What’s in store for China in 2012?

Gordon Orr, in an article in the McKinsey Quarterly, “What’s in store for China in 2012?” makes ten predictions for China. Staying clear of political issues, he discusses main issues that will dominate markets. While China will continue to lead the world in growth statistics, there are a number of areas where it has large scope for improvement. Why does China suffer from accounting scandals and what can be done to improve its image abroad so that its acquisitions seem more like business deals rather than threats to locals?

While it is well known and accepted that China will be the primary growth engine for the world economy, it is not going to stay insulated from current events either. Gordon Orr, a Director in McKinsey’s Shanghai’s office has put together ten predictions for China. These are summarized below.

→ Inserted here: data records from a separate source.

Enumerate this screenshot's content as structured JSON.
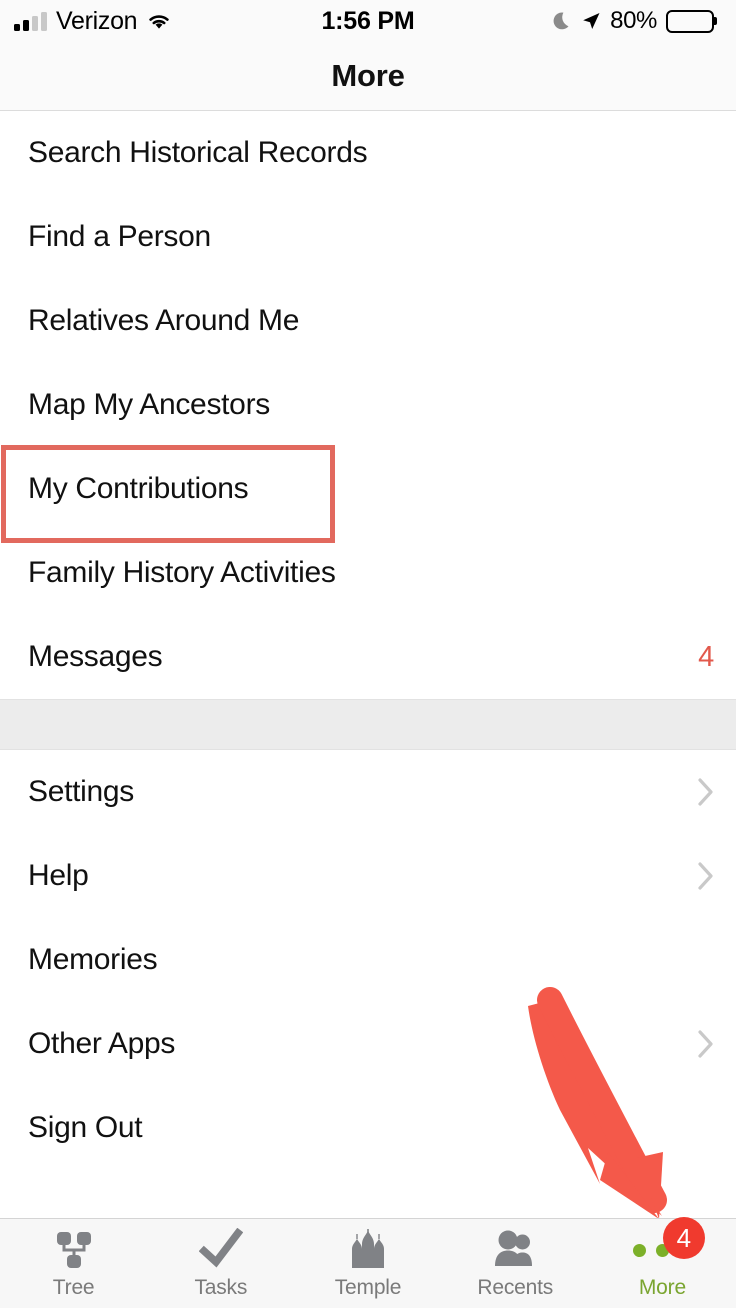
{
  "status_bar": {
    "carrier": "Verizon",
    "time": "1:56 PM",
    "battery_percent": "80%",
    "icons": [
      "signal-bars-icon",
      "wifi-icon",
      "moon-dnd-icon",
      "location-arrow-icon",
      "battery-icon"
    ]
  },
  "header": {
    "title": "More"
  },
  "menu": {
    "group_one": [
      {
        "label": "Search Historical Records",
        "accessory": "none"
      },
      {
        "label": "Find a Person",
        "accessory": "none"
      },
      {
        "label": "Relatives Around Me",
        "accessory": "none"
      },
      {
        "label": "Map My Ancestors",
        "accessory": "none"
      },
      {
        "label": "My Contributions",
        "accessory": "none",
        "highlighted": true
      },
      {
        "label": "Family History Activities",
        "accessory": "none"
      },
      {
        "label": "Messages",
        "accessory": "count",
        "count": "4"
      }
    ],
    "group_two": [
      {
        "label": "Settings",
        "accessory": "chevron"
      },
      {
        "label": "Help",
        "accessory": "chevron"
      },
      {
        "label": "Memories",
        "accessory": "none"
      },
      {
        "label": "Other Apps",
        "accessory": "chevron"
      },
      {
        "label": "Sign Out",
        "accessory": "none"
      }
    ]
  },
  "tab_bar": {
    "tabs": [
      {
        "label": "Tree",
        "icon": "family-tree-icon",
        "active": false
      },
      {
        "label": "Tasks",
        "icon": "checkmark-icon",
        "active": false
      },
      {
        "label": "Temple",
        "icon": "temple-icon",
        "active": false
      },
      {
        "label": "Recents",
        "icon": "two-people-icon",
        "active": false
      },
      {
        "label": "More",
        "icon": "three-dots-icon",
        "active": true,
        "badge": "4"
      }
    ]
  },
  "annotation": {
    "arrow": "red-arrow-pointing-to-more-tab",
    "highlight_box": "red-rectangle-around-my-contributions"
  },
  "colors": {
    "accent_green": "#7cb029",
    "badge_red": "#f03a2e",
    "annotation_red": "#f4594a",
    "highlight_red": "#e2695e",
    "count_red": "#e2594c",
    "text_primary": "#111111",
    "tab_inactive": "#7a7a7a",
    "separator_gray": "#ececec"
  }
}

1. Consumption and investment will be spurred by Government policies – Policy makers will boost consumption by giving tax breaks and rebates and raising minimum wages. The government will also invest heavily in the manufacturing sector which will continue to push the economy forward riding on low wages and improving infrastructure.

2. Rural land ownership will see reform – Since land reform is essential to increasing agricultural output, China will try several different pilot projects in different parts of the country to see which one works. One such project running in Chengdu has already been able to give 90% of its rural resident’s medical insurance.

3. Real estate will languish since authorities will try to cool prices. Purchase and credit restrictions will be maintained. This has already made an impact and the numbers of sales have seen a sharp decline. Some restrictions may be eased to prevent local government default and a property rout. The government is also continuing its policy of affordable housing for the poor to cushion the construction sector.

4. Further inflation will occur in food prices. Increasing purchasing power and urbanization is changing eating patterns and more meat is being consumed. This in turn is diverting more food grain to livestock. Improvements in productivity will be slow and price volatility will stay high.

5. Investments in green technology will increase – China is already a leader in solar and wind energy products. In 2012, it will grow this industry further by marketing directly to end users worldwide. Mergers and acquisitions in the sector will help Chinese industry consolidate its position further. In 2011, out of a total of 51 IPOs for green tech firms, 28 were from China.

6. Accounting scandals will continue – China has a poor reputation in this field. In 2011, more firms were delisted from US exchanges than the money that could be raised in IPOs. There could be more such shocks for investors and one can expect greater caution to be exercised while investing in Chinese firms.

7. Private equity and venture capitalists may take a beating – many investors had bet aggressively on Chinese companies. Now with these firms facing large losses. Some fund managers may just choose to walk away.

8. Chinese acquisitions abroad will increase – As prices of assets drop, mainly in Europe, many acquisitions will be attempted. There will be resistance to this as well. In the US, acquisitions will be largely confined to property. The election year will prevent any businesses from being acquired.

9. The Automobile segment will witness slow growth – the market for small and budget cars will see rapid growth. Stagnant real estate will impact sales of luxury cars, and while the government will push electric battery cars, large scale commercialization will not be possible in 2012.

10. Hospital reforms will accelerate – this will be helped by clearer policies governing payment mechanisms and by the entry of overseas funds into the sector. Falling prices will also be seen in the pharmaceutical and medical device sector. While locals will gain, multinationals may just take a wait and watch approach.

Note: The preceding is a summary of an article found though our research, and is provided here with editorial comment for members only. Please see the full article at the following link for full original content.

The New Asia Innovation Team